HOW TO COMPLETE THIS TASK ->
The data is to be set down once more, exactly as it reads.

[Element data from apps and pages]

------------------------------------------------

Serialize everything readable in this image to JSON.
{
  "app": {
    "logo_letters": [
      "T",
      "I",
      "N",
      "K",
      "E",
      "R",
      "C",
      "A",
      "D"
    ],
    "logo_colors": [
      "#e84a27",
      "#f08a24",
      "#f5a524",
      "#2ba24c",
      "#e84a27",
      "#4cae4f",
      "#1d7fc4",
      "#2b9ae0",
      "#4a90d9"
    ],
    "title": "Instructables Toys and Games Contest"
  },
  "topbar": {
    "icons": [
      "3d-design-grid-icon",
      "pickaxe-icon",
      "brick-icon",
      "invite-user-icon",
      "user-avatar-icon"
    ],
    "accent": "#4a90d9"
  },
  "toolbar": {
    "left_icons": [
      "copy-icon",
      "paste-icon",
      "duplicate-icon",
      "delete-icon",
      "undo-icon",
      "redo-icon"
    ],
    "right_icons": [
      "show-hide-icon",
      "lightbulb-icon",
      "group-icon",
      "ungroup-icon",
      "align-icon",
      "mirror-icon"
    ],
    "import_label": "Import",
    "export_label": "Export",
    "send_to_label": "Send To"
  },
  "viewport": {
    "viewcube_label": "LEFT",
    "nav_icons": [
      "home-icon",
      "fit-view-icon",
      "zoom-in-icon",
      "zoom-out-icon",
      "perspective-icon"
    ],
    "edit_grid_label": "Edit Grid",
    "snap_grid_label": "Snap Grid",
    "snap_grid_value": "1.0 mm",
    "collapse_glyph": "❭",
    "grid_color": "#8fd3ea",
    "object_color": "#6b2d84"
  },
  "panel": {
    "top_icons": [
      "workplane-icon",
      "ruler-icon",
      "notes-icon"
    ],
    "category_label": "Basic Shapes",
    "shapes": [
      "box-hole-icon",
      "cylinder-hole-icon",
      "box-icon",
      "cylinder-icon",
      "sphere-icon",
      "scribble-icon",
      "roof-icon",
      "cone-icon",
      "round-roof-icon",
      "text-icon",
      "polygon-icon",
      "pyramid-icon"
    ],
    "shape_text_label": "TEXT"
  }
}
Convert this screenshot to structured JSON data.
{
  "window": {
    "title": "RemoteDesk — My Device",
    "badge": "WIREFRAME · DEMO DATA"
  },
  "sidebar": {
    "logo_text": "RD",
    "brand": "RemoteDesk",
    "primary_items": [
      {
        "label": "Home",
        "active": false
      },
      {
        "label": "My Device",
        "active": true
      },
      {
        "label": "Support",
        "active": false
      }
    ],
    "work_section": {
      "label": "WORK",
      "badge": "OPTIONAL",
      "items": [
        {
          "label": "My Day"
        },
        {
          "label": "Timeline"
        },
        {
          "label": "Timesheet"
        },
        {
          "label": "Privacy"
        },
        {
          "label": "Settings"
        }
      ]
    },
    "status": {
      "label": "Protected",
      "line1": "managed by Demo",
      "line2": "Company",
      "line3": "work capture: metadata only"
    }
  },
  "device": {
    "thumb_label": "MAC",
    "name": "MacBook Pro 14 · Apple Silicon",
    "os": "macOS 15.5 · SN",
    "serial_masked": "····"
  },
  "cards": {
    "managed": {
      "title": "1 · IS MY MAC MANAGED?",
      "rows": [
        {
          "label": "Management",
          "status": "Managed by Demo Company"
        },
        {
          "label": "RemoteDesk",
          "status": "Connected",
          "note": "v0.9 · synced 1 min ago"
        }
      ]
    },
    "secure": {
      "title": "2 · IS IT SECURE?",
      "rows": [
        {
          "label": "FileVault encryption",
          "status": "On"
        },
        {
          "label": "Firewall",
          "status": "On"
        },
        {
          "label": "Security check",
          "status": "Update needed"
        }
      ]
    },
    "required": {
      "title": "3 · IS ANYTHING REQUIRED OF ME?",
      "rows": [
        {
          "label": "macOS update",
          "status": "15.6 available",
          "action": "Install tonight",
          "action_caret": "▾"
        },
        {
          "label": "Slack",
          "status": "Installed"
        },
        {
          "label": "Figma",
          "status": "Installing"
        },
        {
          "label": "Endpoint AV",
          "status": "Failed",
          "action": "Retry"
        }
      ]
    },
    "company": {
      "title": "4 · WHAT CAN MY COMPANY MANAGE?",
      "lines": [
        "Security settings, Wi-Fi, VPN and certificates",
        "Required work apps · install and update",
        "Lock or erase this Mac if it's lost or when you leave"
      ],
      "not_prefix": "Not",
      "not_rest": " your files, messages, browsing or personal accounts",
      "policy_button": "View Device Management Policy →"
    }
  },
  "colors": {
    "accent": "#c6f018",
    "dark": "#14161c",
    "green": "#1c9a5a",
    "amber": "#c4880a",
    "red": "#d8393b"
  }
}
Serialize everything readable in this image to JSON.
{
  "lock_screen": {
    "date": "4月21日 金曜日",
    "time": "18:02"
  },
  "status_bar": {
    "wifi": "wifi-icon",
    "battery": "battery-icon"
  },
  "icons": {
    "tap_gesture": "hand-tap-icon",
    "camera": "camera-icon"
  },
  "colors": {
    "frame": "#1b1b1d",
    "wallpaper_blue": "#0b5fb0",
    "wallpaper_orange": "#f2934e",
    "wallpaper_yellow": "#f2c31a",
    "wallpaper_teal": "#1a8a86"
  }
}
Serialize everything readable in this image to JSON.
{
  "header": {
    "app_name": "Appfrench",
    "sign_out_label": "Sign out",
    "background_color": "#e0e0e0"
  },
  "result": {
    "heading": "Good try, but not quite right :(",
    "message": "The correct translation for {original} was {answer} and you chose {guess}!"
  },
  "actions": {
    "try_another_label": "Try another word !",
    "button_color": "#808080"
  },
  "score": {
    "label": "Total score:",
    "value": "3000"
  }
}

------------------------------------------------

EXPECTED OUTPUT ->
Serialize everything readable in this image to JSON.
{
  "app": {
    "logo_letters": [
      "T",
      "I",
      "N",
      "K",
      "E",
      "R",
      "C",
      "A",
      "D"
    ],
    "logo_colors": [
      "#e84a27",
      "#f08a24",
      "#f5a524",
      "#2ba24c",
      "#e84a27",
      "#4cae4f",
      "#1d7fc4",
      "#2b9ae0",
      "#4a90d9"
    ],
    "title": "Instructables Toys and Games Contest"
  },
  "topbar": {
    "icons": [
      "3d-design-grid-icon",
      "pickaxe-icon",
      "brick-icon",
      "invite-user-icon",
      "user-avatar-icon"
    ],
    "accent": "#4a90d9"
  },
  "toolbar": {
    "left_icons": [
      "copy-icon",
      "paste-icon",
      "duplicate-icon",
      "delete-icon",
      "undo-icon",
      "redo-icon"
    ],
    "right_icons": [
      "show-hide-icon",
      "lightbulb-icon",
      "group-icon",
      "ungroup-icon",
      "align-icon",
      "mirror-icon"
    ],
    "import_label": "Import",
    "export_label": "Export",
    "send_to_label": "Send To"
  },
  "viewport": {
    "viewcube_label": "LEFT",
    "nav_icons": [
      "home-icon",
      "fit-view-icon",
      "zoom-in-icon",
      "zoom-out-icon",
      "perspective-icon"
    ],
    "edit_grid_label": "Edit Grid",
    "snap_grid_label": "Snap Grid",
    "snap_grid_value": "1.0 mm",
    "collapse_glyph": "❭",
    "grid_color": "#8fd3ea",
    "object_color": "#6b2d84"
  },
  "panel": {
    "top_icons": [
      "workplane-icon",
      "ruler-icon",
      "notes-icon"
    ],
    "category_label": "Basic Shapes",
    "shapes": [
      "box-hole-icon",
      "cylinder-hole-icon",
      "box-icon",
      "cylinder-icon",
      "sphere-icon",
      "scribble-icon",
      "roof-icon",
      "cone-icon",
      "round-roof-icon",
      "text-icon",
      "polygon-icon",
      "pyramid-icon"
    ],
    "shape_text_label": "TEXT"
  }
}
Convert this screenshot to structured JSON data.
{
  "window": {
    "title": "RemoteDesk — My Device",
    "badge": "WIREFRAME · DEMO DATA"
  },
  "sidebar": {
    "logo_text": "RD",
    "brand": "RemoteDesk",
    "primary_items": [
      {
        "label": "Home",
        "active": false
      },
      {
        "label": "My Device",
        "active": true
      },
      {
        "label": "Support",
        "active": false
      }
    ],
    "work_section": {
      "label": "WORK",
      "badge": "OPTIONAL",
      "items": [
        {
          "label": "My Day"
        },
        {
          "label": "Timeline"
        },
        {
          "label": "Timesheet"
        },
        {
          "label": "Privacy"
        },
        {
          "label": "Settings"
        }
      ]
    },
    "status": {
      "label": "Protected",
      "line1": "managed by Demo",
      "line2": "Company",
      "line3": "work capture: metadata only"
    }
  },
  "device": {
    "thumb_label": "MAC",
    "name": "MacBook Pro 14 · Apple Silicon",
    "os": "macOS 15.5 · SN",
    "serial_masked": "····"
  },
  "cards": {
    "managed": {
      "title": "1 · IS MY MAC MANAGED?",
      "rows": [
        {
          "label": "Management",
          "status": "Managed by Demo Company"
        },
        {
          "label": "RemoteDesk",
          "status": "Connected",
          "note": "v0.9 · synced 1 min ago"
        }
      ]
    },
    "secure": {
      "title": "2 · IS IT SECURE?",
      "rows": [
        {
          "label": "FileVault encryption",
          "status": "On"
        },
        {
          "label": "Firewall",
          "status": "On"
        },
        {
          "label": "Security check",
          "status": "Update needed"
        }
      ]
    },
    "required": {
      "title": "3 · IS ANYTHING REQUIRED OF ME?",
      "rows": [
        {
          "label": "macOS update",
          "status": "15.6 available",
          "action": "Install tonight",
          "action_caret": "▾"
        },
        {
          "label": "Slack",
          "status": "Installed"
        },
        {
          "label": "Figma",
          "status": "Installing"
        },
        {
          "label": "Endpoint AV",
          "status": "Failed",
          "action": "Retry"
        }
      ]
    },
    "company": {
      "title": "4 · WHAT CAN MY COMPANY MANAGE?",
      "lines": [
        "Security settings, Wi-Fi, VPN and certificates",
        "Required work apps · install and update",
        "Lock or erase this Mac if it's lost or when you leave"
      ],
      "not_prefix": "Not",
      "not_rest": " your files, messages, browsing or personal accounts",
      "policy_button": "View Device Management Policy →"
    }
  },
  "colors": {
    "accent": "#c6f018",
    "dark": "#14161c",
    "green": "#1c9a5a",
    "amber": "#c4880a",
    "red": "#d8393b"
  }
}
Serialize everything readable in this image to JSON.
{
  "lock_screen": {
    "date": "4月21日 金曜日",
    "time": "18:02"
  },
  "status_bar": {
    "wifi": "wifi-icon",
    "battery": "battery-icon"
  },
  "icons": {
    "tap_gesture": "hand-tap-icon",
    "camera": "camera-icon"
  },
  "colors": {
    "frame": "#1b1b1d",
    "wallpaper_blue": "#0b5fb0",
    "wallpaper_orange": "#f2934e",
    "wallpaper_yellow": "#f2c31a",
    "wallpaper_teal": "#1a8a86"
  }
}
Serialize everything readable in this image to JSON.
{
  "header": {
    "app_name": "Appfrench",
    "sign_out_label": "Sign out",
    "background_color": "#e0e0e0"
  },
  "result": {
    "heading": "Good try, but not quite right :(",
    "message": "The correct translation for {original} was {answer} and you chose {guess}!"
  },
  "actions": {
    "try_another_label": "Try another word !",
    "button_color": "#808080"
  },
  "score": {
    "label": "Total score:",
    "value": "3000"
  }
}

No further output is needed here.